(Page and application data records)
◆ ◆ ◆ ◆
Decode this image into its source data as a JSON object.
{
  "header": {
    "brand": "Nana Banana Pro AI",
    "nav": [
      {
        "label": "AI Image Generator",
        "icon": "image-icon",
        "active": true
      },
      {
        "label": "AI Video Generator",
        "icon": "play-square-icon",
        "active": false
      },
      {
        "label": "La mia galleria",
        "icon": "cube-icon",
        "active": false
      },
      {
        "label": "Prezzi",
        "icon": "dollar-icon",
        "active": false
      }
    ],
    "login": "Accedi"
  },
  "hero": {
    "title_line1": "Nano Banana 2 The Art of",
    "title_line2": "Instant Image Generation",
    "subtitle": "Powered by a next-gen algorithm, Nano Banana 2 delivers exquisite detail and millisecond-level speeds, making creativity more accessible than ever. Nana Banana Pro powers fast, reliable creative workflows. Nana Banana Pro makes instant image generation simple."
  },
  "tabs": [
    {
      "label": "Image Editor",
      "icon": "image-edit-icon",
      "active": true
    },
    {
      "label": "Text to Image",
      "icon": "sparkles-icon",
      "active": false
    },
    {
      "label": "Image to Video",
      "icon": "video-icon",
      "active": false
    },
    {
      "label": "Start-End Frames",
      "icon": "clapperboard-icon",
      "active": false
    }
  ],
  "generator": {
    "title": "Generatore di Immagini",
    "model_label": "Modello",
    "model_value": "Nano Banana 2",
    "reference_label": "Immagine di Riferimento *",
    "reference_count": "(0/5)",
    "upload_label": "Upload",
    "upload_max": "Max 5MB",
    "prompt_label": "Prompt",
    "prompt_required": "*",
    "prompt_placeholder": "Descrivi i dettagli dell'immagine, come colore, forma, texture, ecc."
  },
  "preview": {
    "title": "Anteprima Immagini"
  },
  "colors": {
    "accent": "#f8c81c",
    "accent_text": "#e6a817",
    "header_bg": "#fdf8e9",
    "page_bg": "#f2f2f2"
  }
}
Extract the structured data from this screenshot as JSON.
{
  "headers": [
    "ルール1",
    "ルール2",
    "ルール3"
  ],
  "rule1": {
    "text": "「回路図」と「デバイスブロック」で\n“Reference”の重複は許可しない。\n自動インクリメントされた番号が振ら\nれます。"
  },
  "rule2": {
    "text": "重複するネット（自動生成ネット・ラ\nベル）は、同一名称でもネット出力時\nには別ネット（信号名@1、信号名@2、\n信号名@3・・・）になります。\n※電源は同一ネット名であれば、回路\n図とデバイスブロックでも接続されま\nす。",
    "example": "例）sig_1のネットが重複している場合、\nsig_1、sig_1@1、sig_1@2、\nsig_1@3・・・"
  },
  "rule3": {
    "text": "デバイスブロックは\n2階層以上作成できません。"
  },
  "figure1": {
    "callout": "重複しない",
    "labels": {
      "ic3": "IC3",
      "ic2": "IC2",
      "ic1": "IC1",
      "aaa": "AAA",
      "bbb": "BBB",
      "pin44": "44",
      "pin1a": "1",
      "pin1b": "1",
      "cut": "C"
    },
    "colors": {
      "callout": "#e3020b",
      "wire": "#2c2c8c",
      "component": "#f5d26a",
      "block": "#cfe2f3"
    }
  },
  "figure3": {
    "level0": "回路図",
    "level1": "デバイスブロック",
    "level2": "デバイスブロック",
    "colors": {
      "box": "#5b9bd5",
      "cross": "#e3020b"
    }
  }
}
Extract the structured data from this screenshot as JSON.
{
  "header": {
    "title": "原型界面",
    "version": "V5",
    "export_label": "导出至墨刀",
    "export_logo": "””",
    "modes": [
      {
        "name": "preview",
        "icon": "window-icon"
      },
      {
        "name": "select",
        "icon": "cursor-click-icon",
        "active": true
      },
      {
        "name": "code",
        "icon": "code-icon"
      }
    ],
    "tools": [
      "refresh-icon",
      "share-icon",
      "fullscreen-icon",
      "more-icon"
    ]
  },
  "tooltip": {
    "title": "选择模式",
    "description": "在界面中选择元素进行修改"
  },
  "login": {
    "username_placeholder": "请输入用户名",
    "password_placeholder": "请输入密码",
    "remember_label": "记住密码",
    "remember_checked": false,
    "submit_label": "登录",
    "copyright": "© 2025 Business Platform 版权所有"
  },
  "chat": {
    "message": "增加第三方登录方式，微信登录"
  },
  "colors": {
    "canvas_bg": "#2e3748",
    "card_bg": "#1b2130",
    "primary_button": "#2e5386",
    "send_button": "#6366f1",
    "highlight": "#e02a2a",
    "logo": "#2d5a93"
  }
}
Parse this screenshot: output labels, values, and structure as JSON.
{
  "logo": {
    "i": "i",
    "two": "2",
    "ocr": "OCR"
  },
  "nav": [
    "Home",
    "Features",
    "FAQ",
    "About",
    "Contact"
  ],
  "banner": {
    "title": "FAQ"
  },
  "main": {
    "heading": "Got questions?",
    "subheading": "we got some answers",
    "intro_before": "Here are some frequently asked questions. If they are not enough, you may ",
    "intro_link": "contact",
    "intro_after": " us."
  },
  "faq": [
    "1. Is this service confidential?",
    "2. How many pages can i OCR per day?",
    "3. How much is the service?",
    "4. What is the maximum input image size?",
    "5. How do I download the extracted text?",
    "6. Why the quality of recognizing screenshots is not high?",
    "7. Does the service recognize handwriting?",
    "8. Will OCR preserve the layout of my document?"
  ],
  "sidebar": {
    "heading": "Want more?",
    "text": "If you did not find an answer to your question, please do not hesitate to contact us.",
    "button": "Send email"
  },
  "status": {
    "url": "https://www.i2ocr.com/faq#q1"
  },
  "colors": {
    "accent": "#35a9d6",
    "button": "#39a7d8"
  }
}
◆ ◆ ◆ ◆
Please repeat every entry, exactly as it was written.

■ Solution below ■
Decode this image into its source data as a JSON object.
{
  "header": {
    "brand": "Nana Banana Pro AI",
    "nav": [
      {
        "label": "AI Image Generator",
        "icon": "image-icon",
        "active": true
      },
      {
        "label": "AI Video Generator",
        "icon": "play-square-icon",
        "active": false
      },
      {
        "label": "La mia galleria",
        "icon": "cube-icon",
        "active": false
      },
      {
        "label": "Prezzi",
        "icon": "dollar-icon",
        "active": false
      }
    ],
    "login": "Accedi"
  },
  "hero": {
    "title_line1": "Nano Banana 2 The Art of",
    "title_line2": "Instant Image Generation",
    "subtitle": "Powered by a next-gen algorithm, Nano Banana 2 delivers exquisite detail and millisecond-level speeds, making creativity more accessible than ever. Nana Banana Pro powers fast, reliable creative workflows. Nana Banana Pro makes instant image generation simple."
  },
  "tabs": [
    {
      "label": "Image Editor",
      "icon": "image-edit-icon",
      "active": true
    },
    {
      "label": "Text to Image",
      "icon": "sparkles-icon",
      "active": false
    },
    {
      "label": "Image to Video",
      "icon": "video-icon",
      "active": false
    },
    {
      "label": "Start-End Frames",
      "icon": "clapperboard-icon",
      "active": false
    }
  ],
  "generator": {
    "title": "Generatore di Immagini",
    "model_label": "Modello",
    "model_value": "Nano Banana 2",
    "reference_label": "Immagine di Riferimento *",
    "reference_count": "(0/5)",
    "upload_label": "Upload",
    "upload_max": "Max 5MB",
    "prompt_label": "Prompt",
    "prompt_required": "*",
    "prompt_placeholder": "Descrivi i dettagli dell'immagine, come colore, forma, texture, ecc."
  },
  "preview": {
    "title": "Anteprima Immagini"
  },
  "colors": {
    "accent": "#f8c81c",
    "accent_text": "#e6a817",
    "header_bg": "#fdf8e9",
    "page_bg": "#f2f2f2"
  }
}
Extract the structured data from this screenshot as JSON.
{
  "headers": [
    "ルール1",
    "ルール2",
    "ルール3"
  ],
  "rule1": {
    "text": "「回路図」と「デバイスブロック」で\n“Reference”の重複は許可しない。\n自動インクリメントされた番号が振ら\nれます。"
  },
  "rule2": {
    "text": "重複するネット（自動生成ネット・ラ\nベル）は、同一名称でもネット出力時\nには別ネット（信号名@1、信号名@2、\n信号名@3・・・）になります。\n※電源は同一ネット名であれば、回路\n図とデバイスブロックでも接続されま\nす。",
    "example": "例）sig_1のネットが重複している場合、\nsig_1、sig_1@1、sig_1@2、\nsig_1@3・・・"
  },
  "rule3": {
    "text": "デバイスブロックは\n2階層以上作成できません。"
  },
  "figure1": {
    "callout": "重複しない",
    "labels": {
      "ic3": "IC3",
      "ic2": "IC2",
      "ic1": "IC1",
      "aaa": "AAA",
      "bbb": "BBB",
      "pin44": "44",
      "pin1a": "1",
      "pin1b": "1",
      "cut": "C"
    },
    "colors": {
      "callout": "#e3020b",
      "wire": "#2c2c8c",
      "component": "#f5d26a",
      "block": "#cfe2f3"
    }
  },
  "figure3": {
    "level0": "回路図",
    "level1": "デバイスブロック",
    "level2": "デバイスブロック",
    "colors": {
      "box": "#5b9bd5",
      "cross": "#e3020b"
    }
  }
}
Extract the structured data from this screenshot as JSON.
{
  "header": {
    "title": "原型界面",
    "version": "V5",
    "export_label": "导出至墨刀",
    "export_logo": "””",
    "modes": [
      {
        "name": "preview",
        "icon": "window-icon"
      },
      {
        "name": "select",
        "icon": "cursor-click-icon",
        "active": true
      },
      {
        "name": "code",
        "icon": "code-icon"
      }
    ],
    "tools": [
      "refresh-icon",
      "share-icon",
      "fullscreen-icon",
      "more-icon"
    ]
  },
  "tooltip": {
    "title": "选择模式",
    "description": "在界面中选择元素进行修改"
  },
  "login": {
    "username_placeholder": "请输入用户名",
    "password_placeholder": "请输入密码",
    "remember_label": "记住密码",
    "remember_checked": false,
    "submit_label": "登录",
    "copyright": "© 2025 Business Platform 版权所有"
  },
  "chat": {
    "message": "增加第三方登录方式，微信登录"
  },
  "colors": {
    "canvas_bg": "#2e3748",
    "card_bg": "#1b2130",
    "primary_button": "#2e5386",
    "send_button": "#6366f1",
    "highlight": "#e02a2a",
    "logo": "#2d5a93"
  }
}
Parse this screenshot: output labels, values, and structure as JSON.
{
  "logo": {
    "i": "i",
    "two": "2",
    "ocr": "OCR"
  },
  "nav": [
    "Home",
    "Features",
    "FAQ",
    "About",
    "Contact"
  ],
  "banner": {
    "title": "FAQ"
  },
  "main": {
    "heading": "Got questions?",
    "subheading": "we got some answers",
    "intro_before": "Here are some frequently asked questions. If they are not enough, you may ",
    "intro_link": "contact",
    "intro_after": " us."
  },
  "faq": [
    "1. Is this service confidential?",
    "2. How many pages can i OCR per day?",
    "3. How much is the service?",
    "4. What is the maximum input image size?",
    "5. How do I download the extracted text?",
    "6. Why the quality of recognizing screenshots is not high?",
    "7. Does the service recognize handwriting?",
    "8. Will OCR preserve the layout of my document?"
  ],
  "sidebar": {
    "heading": "Want more?",
    "text": "If you did not find an answer to your question, please do not hesitate to contact us.",
    "button": "Send email"
  },
  "status": {
    "url": "https://www.i2ocr.com/faq#q1"
  },
  "colors": {
    "accent": "#35a9d6",
    "button": "#39a7d8"
  }
}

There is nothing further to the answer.